June 11, 2024

In the recently concluded Lok Sabha elections, the victory of two candidates serving prison sentences on terror charges has raised questions about their ability to take oath and function as legislators.

Can Jailed Leaders Function as MPs?

  • Legal framework: Section 8(3) of the Representation of People Act, 1951 (RPA) disqualifies MPs if they are convicted of any offence and sentenced to imprisonment for not less than two years.
  • Constitutional right: Despite being in prison, jailed leaders have the constitutional right to take oath as Members of Parliament.
  • Temporary bail: Jailed leaders can seek temporary bail or custody to attend the oath-taking ceremony and perform other ancillary functions as MPs.

Rights of MPs if Arrested

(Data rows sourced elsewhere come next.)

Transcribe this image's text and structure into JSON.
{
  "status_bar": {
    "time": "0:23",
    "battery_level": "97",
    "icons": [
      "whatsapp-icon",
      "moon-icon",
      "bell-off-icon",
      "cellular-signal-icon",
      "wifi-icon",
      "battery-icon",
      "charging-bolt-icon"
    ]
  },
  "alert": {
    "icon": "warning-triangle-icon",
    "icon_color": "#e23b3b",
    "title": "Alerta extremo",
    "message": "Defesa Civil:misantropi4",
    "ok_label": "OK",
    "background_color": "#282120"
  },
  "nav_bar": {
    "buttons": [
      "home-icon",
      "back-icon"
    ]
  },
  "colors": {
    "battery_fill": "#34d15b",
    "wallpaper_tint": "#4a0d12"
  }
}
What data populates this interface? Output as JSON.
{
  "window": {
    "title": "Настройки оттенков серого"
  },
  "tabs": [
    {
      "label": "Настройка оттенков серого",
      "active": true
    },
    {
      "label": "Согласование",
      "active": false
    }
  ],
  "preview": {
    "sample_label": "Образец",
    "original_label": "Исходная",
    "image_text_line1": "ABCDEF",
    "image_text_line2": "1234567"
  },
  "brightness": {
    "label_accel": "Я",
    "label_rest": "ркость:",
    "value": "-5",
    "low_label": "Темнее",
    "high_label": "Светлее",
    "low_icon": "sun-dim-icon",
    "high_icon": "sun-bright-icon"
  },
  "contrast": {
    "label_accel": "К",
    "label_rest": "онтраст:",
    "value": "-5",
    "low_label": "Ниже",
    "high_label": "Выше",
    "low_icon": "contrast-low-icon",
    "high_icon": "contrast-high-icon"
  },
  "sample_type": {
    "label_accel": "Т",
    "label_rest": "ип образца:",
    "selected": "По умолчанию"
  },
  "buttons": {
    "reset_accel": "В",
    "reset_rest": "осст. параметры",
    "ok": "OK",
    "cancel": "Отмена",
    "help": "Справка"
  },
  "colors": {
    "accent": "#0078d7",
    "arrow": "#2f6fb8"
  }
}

  • Oath-Taking: Jailed leaders can take oath as MPs, but they must seek permission from authorities to be escorted to Parliament for the ceremony.
  • Inability to attend proceedings: After taking the oath, they must inform the Speaker in writing about their inability to attend House proceedings.
  • Speaker's referral: The Speaker will refer their requests to the House Committee on Absence of Members, which will make a recommendation on their absence.
  • Conviction and Disqualification: If convicted and sentenced to a minimum of two years in prison, they will immediately lose their seats in the Lok Sabha.